- _Problem statement_
Lines from the entries below that hold "data" form the answer; copy all of them.

:: Information given ::

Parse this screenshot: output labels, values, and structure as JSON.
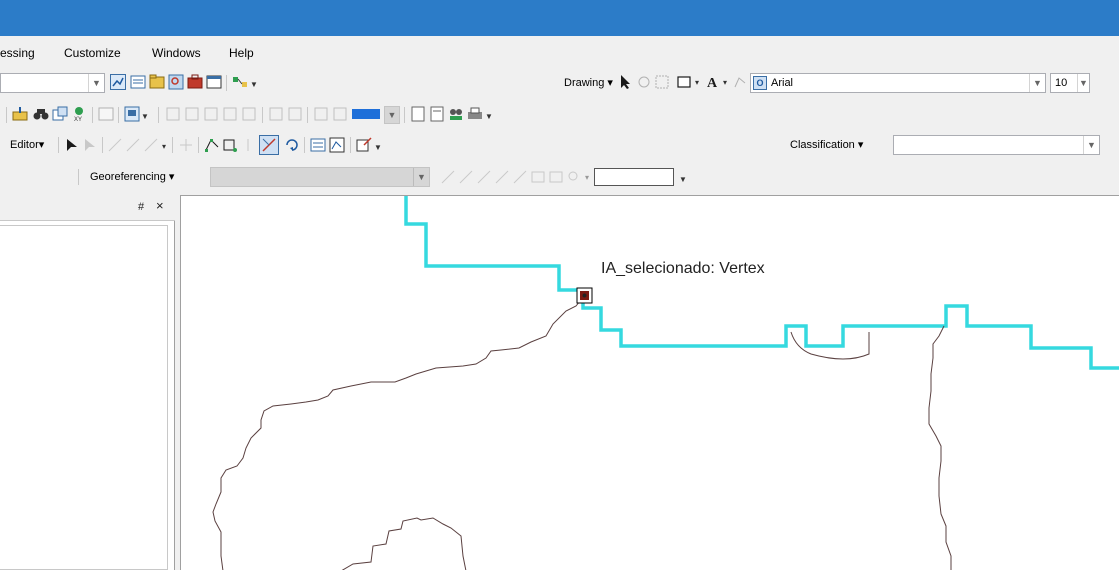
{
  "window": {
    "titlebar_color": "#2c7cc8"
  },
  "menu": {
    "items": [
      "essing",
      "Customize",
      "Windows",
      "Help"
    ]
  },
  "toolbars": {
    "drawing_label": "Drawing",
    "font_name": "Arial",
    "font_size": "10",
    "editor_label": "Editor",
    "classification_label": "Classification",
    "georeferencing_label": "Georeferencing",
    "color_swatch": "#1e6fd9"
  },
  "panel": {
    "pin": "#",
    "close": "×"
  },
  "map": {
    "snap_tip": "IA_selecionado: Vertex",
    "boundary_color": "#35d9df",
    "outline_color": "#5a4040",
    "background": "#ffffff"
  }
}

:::
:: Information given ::

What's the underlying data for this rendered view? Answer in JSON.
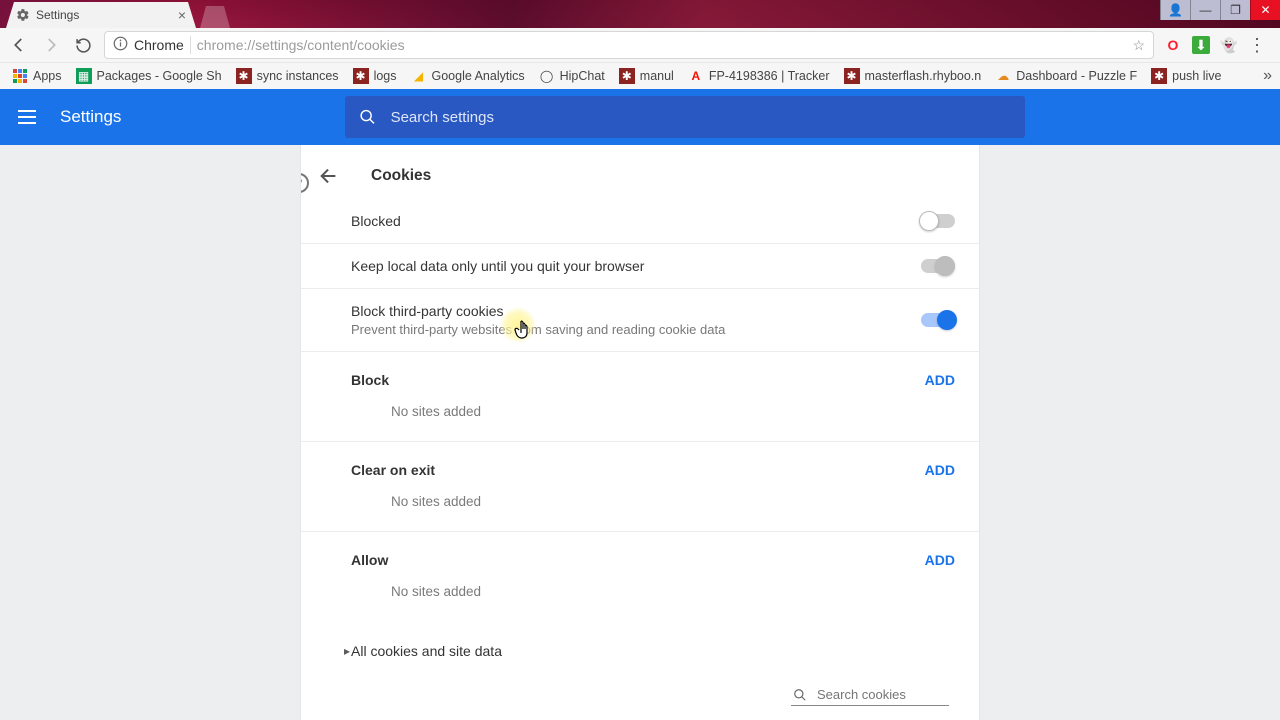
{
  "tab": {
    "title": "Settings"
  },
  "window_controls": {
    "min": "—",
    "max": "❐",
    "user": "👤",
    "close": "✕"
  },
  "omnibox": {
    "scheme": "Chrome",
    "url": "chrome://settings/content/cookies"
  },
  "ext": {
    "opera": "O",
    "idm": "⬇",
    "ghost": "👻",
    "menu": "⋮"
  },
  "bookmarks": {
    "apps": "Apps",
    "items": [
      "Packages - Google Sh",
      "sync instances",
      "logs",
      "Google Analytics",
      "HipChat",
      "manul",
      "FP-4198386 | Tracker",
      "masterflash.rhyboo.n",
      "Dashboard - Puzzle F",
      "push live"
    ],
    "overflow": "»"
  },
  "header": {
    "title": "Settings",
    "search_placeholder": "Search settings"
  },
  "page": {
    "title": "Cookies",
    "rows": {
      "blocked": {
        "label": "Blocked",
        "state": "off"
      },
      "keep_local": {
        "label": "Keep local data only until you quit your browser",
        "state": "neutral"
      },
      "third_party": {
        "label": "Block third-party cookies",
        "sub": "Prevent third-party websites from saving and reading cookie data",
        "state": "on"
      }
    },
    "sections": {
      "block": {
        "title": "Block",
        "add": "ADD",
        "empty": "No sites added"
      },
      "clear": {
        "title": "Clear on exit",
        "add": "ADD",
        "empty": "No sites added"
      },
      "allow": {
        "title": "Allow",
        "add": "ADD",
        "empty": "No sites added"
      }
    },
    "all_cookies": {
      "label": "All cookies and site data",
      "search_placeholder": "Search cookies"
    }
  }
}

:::

- _Your solution_
What's the underlying data for this rendered view? Answer in JSON.
        "label": "Keep local data only until you quit your browser",
        "sub": "Prevent third-party websites from saving and reading cookie data",
      "label": "All cookies and site data",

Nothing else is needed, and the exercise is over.